[YOUR OBJECTIVE]:
Scan the entries that follow and copy out every line containing "workspace".

[AVAILABLE DATA]:
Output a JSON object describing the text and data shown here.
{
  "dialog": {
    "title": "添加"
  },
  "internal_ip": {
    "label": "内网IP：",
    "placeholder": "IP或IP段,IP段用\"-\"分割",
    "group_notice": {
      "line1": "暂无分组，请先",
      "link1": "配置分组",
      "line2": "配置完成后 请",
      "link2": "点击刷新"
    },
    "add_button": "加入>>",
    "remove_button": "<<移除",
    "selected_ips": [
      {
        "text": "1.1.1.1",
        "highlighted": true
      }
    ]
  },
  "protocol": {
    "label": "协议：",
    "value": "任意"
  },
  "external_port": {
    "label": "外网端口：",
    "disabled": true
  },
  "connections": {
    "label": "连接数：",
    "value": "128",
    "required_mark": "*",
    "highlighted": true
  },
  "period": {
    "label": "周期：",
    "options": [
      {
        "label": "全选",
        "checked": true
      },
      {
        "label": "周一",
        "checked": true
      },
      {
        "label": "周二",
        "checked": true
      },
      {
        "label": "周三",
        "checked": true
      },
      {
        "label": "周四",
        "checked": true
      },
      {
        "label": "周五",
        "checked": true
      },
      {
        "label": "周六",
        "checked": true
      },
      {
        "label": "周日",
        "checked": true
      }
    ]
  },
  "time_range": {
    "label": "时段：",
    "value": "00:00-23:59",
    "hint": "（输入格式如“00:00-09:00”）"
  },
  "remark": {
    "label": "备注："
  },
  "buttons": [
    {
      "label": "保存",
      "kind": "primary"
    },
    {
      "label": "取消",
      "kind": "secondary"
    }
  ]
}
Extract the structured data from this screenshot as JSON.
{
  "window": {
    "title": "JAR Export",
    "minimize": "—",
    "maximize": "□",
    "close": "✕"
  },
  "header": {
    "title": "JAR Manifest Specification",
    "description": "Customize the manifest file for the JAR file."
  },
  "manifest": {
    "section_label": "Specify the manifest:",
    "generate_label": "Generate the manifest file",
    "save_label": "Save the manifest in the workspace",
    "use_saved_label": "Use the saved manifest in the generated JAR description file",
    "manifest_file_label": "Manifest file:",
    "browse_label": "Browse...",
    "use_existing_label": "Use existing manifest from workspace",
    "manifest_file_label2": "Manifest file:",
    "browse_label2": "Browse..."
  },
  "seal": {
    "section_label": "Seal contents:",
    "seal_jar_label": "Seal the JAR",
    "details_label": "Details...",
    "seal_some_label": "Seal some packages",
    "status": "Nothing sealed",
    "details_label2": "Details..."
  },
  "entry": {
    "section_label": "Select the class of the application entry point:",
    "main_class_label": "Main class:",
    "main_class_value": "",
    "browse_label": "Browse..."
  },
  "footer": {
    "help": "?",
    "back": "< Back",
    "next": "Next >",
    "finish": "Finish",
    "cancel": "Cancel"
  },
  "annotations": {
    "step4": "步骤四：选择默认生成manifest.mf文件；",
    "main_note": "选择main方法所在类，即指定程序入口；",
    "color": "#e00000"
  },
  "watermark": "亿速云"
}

[RESPONSE FOR THIS EXERCISE]:
    "save_label": "Save the manifest in the workspace",
    "use_existing_label": "Use existing manifest from workspace",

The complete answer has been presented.